### Assignment
The answer must consist of each line below that holds the word "true", copied as it stands.

· · ·

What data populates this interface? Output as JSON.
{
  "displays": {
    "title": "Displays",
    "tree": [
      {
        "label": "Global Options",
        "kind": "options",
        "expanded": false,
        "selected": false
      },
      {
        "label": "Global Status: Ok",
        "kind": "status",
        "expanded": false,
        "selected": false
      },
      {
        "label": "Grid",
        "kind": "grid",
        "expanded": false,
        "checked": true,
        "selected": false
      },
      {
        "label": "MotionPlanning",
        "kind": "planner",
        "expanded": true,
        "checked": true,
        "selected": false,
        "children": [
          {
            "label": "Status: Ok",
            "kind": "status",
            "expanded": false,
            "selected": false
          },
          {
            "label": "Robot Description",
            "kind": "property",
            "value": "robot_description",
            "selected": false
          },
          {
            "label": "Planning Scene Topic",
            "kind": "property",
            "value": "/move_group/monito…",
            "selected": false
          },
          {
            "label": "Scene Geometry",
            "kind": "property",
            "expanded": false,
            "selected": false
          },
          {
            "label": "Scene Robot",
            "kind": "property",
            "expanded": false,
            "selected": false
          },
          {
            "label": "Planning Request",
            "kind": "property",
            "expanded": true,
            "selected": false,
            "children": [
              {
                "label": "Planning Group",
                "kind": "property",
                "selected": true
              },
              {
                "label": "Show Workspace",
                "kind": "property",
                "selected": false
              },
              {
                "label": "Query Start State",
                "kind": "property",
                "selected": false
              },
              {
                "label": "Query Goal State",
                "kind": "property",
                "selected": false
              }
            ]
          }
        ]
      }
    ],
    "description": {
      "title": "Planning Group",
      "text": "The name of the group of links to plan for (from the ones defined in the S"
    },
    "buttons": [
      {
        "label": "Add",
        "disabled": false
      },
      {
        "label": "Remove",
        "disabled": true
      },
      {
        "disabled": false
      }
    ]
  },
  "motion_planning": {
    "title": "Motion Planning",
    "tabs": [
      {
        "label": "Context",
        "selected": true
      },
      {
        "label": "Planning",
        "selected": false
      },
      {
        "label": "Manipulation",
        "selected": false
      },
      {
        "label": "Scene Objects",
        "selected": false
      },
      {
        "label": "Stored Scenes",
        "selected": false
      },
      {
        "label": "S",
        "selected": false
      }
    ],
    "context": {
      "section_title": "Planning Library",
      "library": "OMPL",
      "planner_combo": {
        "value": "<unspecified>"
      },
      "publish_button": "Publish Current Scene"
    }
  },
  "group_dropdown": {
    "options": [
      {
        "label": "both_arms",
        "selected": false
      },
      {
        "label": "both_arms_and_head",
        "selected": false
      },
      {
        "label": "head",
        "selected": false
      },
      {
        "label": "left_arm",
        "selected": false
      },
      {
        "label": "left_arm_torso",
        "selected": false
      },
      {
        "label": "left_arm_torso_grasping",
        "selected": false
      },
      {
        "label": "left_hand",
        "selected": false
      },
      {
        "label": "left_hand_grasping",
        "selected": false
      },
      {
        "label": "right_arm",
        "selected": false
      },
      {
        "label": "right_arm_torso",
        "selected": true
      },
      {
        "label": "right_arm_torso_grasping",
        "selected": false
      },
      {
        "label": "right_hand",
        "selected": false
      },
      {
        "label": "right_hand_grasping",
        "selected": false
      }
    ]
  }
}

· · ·

### Task answer
        "checked": true,
        "expanded": true,
        "checked": true,
            "expanded": true,
                "selected": true
        "disabled": true
        "selected": true
        "selected": true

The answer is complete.